cover image I’m Here to Learn to Dream in Your Language

I’m Here to Learn to Dream in Your Language

H.L. Hix. Etruscan (SPD, dist.), $17 trade paper (104p) ISBN 978-0-9897532-0-3

Prolific and philosophically ambitious, Hix (As Much As, if Not More Than) offers some of his most beautiful lines in years in his second collection of the year. Short poems about pain, loss, and absence return to the resonant monostichs at which he excels, some chthonically mysterious, some funny. The fantastic, eccentric “Dream Lexicon” comprises 135 imaginative definitions for single words: “spigot,” for example, means “a man with a mallet making measured movements against oak to give discreet vent to the vintage within.” And the sweepingly confident sonnet sequence “Dream Logic,” written in response to Hix’s interviews with other contemporary writers, unfolds into a sheaf of aphorisms fit for quoting on their own: “Even on cold nights, not all brilliance mimics the crystalline.” Hix has a reputation for books conceived as projects, sometimes at the expense of individual poems.

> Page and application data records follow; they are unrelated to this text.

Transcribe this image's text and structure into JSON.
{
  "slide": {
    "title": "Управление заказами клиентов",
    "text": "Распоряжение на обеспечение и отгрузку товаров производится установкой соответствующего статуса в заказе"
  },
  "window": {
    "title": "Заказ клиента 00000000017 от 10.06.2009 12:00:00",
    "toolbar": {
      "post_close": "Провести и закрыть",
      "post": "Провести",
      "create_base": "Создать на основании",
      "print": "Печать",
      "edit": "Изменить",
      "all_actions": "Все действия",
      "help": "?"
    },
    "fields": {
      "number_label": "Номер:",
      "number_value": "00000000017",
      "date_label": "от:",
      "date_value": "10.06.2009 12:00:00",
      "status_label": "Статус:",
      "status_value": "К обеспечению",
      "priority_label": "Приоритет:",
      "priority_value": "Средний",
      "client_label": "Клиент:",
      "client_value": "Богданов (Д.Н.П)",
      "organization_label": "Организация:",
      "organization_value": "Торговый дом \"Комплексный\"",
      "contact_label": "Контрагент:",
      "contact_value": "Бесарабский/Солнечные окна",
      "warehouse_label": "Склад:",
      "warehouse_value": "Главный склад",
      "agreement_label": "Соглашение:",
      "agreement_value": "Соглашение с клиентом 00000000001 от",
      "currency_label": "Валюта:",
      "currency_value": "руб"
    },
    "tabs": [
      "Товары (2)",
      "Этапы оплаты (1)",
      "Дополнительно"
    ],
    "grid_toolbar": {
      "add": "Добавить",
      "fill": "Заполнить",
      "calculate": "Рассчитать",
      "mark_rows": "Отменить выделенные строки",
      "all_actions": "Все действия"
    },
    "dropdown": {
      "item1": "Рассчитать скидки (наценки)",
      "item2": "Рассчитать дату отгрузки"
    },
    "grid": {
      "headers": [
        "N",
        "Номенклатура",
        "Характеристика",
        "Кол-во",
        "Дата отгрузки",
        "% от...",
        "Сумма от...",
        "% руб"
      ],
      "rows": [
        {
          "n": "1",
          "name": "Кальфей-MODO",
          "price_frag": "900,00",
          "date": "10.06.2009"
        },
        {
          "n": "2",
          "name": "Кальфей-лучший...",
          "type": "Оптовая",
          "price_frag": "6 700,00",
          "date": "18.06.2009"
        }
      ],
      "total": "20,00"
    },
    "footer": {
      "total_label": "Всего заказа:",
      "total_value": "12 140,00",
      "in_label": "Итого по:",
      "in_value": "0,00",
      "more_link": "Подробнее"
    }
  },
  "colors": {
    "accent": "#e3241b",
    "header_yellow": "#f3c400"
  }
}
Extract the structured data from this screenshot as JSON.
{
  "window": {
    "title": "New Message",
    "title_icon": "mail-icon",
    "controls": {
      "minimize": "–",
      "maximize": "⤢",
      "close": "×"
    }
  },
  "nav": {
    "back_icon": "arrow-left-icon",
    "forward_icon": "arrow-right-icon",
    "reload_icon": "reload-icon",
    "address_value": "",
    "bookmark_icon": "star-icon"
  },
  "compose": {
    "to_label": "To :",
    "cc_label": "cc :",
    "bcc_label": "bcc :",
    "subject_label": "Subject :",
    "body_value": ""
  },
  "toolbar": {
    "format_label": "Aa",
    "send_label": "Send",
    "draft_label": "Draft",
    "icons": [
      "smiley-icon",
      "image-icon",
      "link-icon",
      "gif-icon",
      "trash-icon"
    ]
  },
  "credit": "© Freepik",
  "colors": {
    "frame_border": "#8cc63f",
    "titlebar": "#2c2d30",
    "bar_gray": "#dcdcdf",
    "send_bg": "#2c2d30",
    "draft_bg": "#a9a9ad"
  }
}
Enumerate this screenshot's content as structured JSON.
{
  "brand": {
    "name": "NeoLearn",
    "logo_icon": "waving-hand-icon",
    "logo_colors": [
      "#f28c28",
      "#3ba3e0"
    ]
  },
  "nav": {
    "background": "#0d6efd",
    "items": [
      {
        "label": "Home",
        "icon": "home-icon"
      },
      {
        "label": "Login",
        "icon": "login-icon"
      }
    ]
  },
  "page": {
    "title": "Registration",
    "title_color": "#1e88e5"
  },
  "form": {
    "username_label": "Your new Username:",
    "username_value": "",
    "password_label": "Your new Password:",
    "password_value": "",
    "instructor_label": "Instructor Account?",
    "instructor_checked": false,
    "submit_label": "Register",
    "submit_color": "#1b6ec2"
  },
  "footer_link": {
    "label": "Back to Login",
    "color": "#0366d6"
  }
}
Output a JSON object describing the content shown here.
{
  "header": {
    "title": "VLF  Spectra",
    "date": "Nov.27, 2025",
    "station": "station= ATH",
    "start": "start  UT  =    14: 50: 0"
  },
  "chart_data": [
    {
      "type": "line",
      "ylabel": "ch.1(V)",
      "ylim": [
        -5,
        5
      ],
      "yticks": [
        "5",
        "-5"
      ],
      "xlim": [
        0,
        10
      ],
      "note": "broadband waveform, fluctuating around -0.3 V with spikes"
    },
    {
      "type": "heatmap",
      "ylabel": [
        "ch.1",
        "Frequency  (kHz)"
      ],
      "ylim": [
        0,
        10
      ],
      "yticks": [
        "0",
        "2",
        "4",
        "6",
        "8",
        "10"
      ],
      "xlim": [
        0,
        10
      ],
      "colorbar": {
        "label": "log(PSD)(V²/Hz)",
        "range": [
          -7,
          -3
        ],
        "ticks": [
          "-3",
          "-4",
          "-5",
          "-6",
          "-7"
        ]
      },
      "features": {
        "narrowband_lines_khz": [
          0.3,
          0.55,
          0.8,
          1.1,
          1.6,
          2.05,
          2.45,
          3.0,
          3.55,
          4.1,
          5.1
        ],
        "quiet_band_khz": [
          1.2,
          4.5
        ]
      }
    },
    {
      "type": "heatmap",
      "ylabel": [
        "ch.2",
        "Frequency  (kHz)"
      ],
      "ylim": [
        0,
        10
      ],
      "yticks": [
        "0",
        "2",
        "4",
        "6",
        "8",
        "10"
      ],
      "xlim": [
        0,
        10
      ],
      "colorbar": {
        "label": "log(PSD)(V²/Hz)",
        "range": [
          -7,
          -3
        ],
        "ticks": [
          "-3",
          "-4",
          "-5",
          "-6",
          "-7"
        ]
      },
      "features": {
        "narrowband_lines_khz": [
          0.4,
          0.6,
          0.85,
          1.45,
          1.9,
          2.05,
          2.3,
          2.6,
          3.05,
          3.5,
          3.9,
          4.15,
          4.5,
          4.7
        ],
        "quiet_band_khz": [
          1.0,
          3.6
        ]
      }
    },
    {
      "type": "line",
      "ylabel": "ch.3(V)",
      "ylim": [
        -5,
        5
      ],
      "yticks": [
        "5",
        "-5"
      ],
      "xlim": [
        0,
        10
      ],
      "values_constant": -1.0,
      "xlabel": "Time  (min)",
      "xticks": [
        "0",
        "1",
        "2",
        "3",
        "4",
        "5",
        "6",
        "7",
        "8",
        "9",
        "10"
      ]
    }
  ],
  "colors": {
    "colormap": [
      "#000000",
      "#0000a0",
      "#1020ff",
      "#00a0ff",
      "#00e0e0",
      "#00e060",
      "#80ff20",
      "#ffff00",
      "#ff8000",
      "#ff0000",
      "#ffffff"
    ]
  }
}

Here, though, the poems can stand alone, none more so than the arresting portraits and spare inquiries of the book’s varied final segment, “Dream Longing,” where long scenic couplets alternate with short-lined abstractions, each presenting absence; haunting, erotic loss; or symbols for them all: “hand-me-down dinnerware that stood/ first for hope, then in place of memory.” Hix is at best stunningly inventive, at worst prolix—regardless, there’s a lot to like.[em] (Feb.) [/em]